Learn about PCB tooling holes.
Find out what’s the right size for PCB tooling holes.
Figure out where to place PCB tooling holes in a design.
My photography skills, or the lack thereof, often invite their fair share of criticism. While I know about the “rule of thirds” in composing a photograph, something happens in that last split second before I press the button where I just can’t seem to maintain the desired camera angle. The result is always either a blurry picture or a composition that just looks “off” even though I could have sworn I was holding the camera higher. At least, that’s what happened until I invested in a tripod. Once I bought a tripod, I was finally able to keep the camera still and nail each angle with precision.
Fixing anyone’s awkward photography skills with a tripod is easy. However, correctly aligning a PCB design is a bit trickier. If you fail to include PCB tooling holes to ensure alignment in your design, you could be in for an earful from the PCB fabricator or assembler. Worse, you may need to rework and produce a whole new batch. To understand how to prevent these potential issues, let’s take a closer look at PCB tooling holes.
What Are PCB Tooling Holes?
PCB tooling holes ensure alignment accuracy in manufacturing
If you’ve ever visited a PCB production facility, you’ll find that it’s filled with machines for the entire manufacturing flow. These machines turn a PCB manufacturing file into a physical PCB, and later, populate it with components.

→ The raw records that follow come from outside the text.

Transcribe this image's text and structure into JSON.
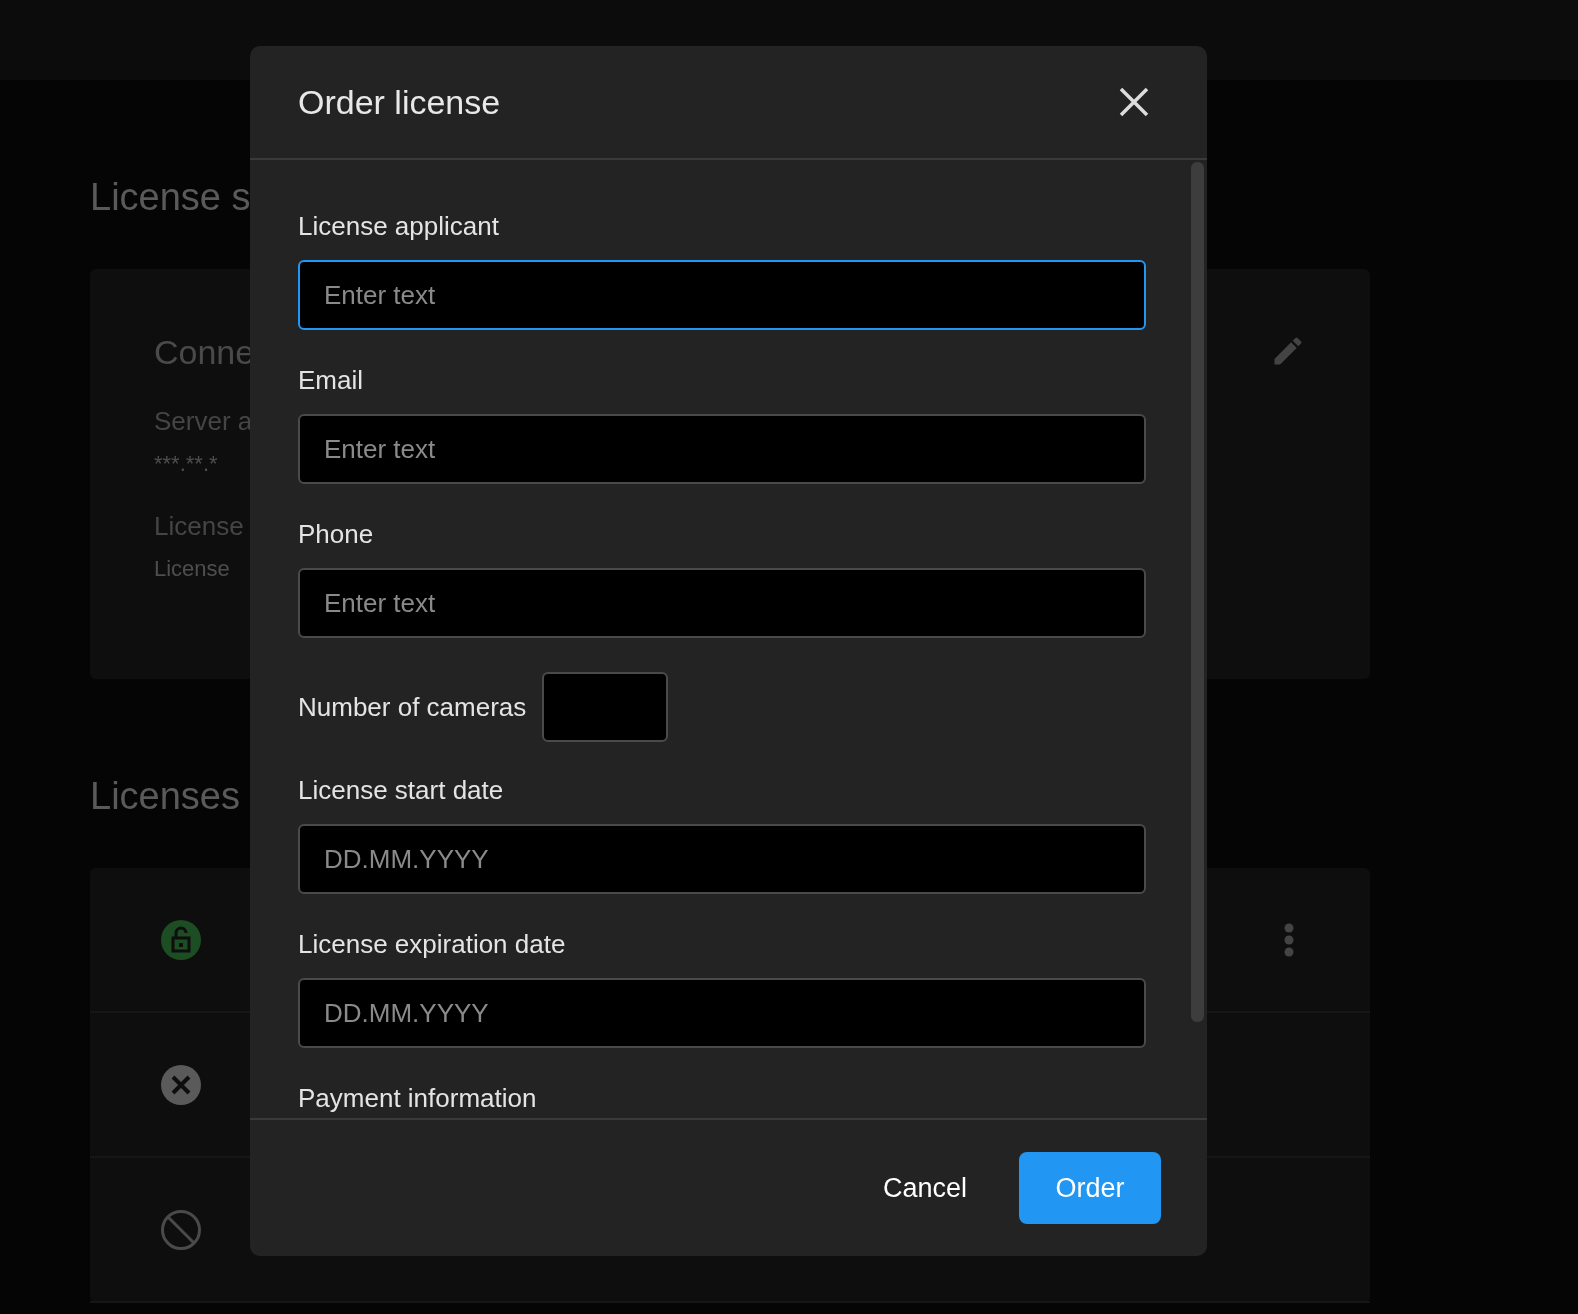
{
  "page": {
    "heading": "License s",
    "connection_card": {
      "title": "Conne",
      "fields": [
        {
          "label": "Server a",
          "value": "***.**.*"
        },
        {
          "label": "License",
          "value": "License"
        }
      ]
    },
    "licenses_heading": "Licenses",
    "license_rows": [
      {
        "kind": "active",
        "menu_shown": true
      },
      {
        "kind": "error",
        "menu_shown": false
      },
      {
        "kind": "blocked",
        "menu_shown": false
      }
    ]
  },
  "dialog": {
    "title": "Order license",
    "fields": [
      {
        "kind": "text",
        "label": "License applicant",
        "placeholder": "Enter text",
        "focused": true
      },
      {
        "kind": "text",
        "label": "Email",
        "placeholder": "Enter text",
        "focused": false
      },
      {
        "kind": "text",
        "label": "Phone",
        "placeholder": "Enter text",
        "focused": false
      },
      {
        "kind": "number",
        "label": "Number of cameras",
        "focused": false
      },
      {
        "kind": "text",
        "label": "License start date",
        "placeholder": "DD.MM.YYYY",
        "focused": false
      },
      {
        "kind": "text",
        "label": "License expiration date",
        "placeholder": "DD.MM.YYYY",
        "focused": false
      },
      {
        "kind": "heading",
        "label": "Payment information"
      }
    ],
    "buttons": [
      {
        "kind": "text",
        "label": "Cancel"
      },
      {
        "kind": "primary",
        "label": "Order"
      }
    ]
  }
}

Precision is key to ensure that the final product is free from issues—PCB tooling holes design plays an important role in this.
PCB tooling holes, or mounting holes, are circular openings made at the edge of a PCB. Tooling holes are non-plated, and they are used by machines to hold the PCB down for alignment. During the fabrication process, it’s imperative that the PCB be kept still and properly aligned for drilling. If the PCB is not kept still, it will be impossible to deliver precisely-drilled holes.
When the fabricated PCB is sent for assembly, the tooling holes will be needed again if there are SMD components in the design. The machines will use the tooling holes for stencil alignment when applying solder paste and placing SMD components with the pick-and-place machines.
It is important to note that PCB tooling holes should not be confused with fiducial markers. Fiducial markers are pads that are created on the PCB to provide a reference for optical pick-and-place machines. However, both are equally important when designing a PCB with SMD components.
PCB Tooling Holes Design
What’s the Right Size for PCB Tooling Holes?
Common drill sizes are acceptable for PCB tooling holes
Usually, common sizes like 1mm, 1.5mm, and 2mm are acceptable tooling hole sizes for most manufacturers. If you’re unsure, make sure to consult with your PCB manufacturer. For uniformity, you’ll want to stick with a common size for all tooling holes on a PCB.
Besides size, you’ll also need to ensure that the PCB tooling hole isn’t plated. A non-plated hole is better in terms of accuracy compared to a plated one. Also, ensure that there is a solder mask expansion that slightly extends over the hole.
Where Should You Place PCB Tooling Holes?
Place PCB tooling holes on a tooling strip to save space
Now here’s the tricky part: The textbook advice on PCB tooling hole placement is to have them at the edge of the board. Having the holes at the edge of the board ensures stability, as long as the center of gravity is covered by the perimeter of the tooling holes. There should also be a clearance between the tooling hole and adjacent traces or components.
However, the demand for smaller-sized PCBs is greater than ever. Even an additional four tooling holes can take up precious space for a compact PCB. Thankfully, there are no rules stating that the tooling holes need to be part of the actual design. You can have both the tooling holes and space for a compact design by adding tooling strips on the PCB. A tooling strip is an extension that is V-scored to the main PCB. It can be depanelized after production is complete.
Instead of squeezing your design around the PCB tooling holes, you can place the holes on the tooling strip. The additional cost of V-scoring is not significant compared to freeing up precious PCB spaces from the tooling holes and might be an addition worth considering.
If you’re looking to learn more about how Cadence has the solution for you, talk to us and our team of experts.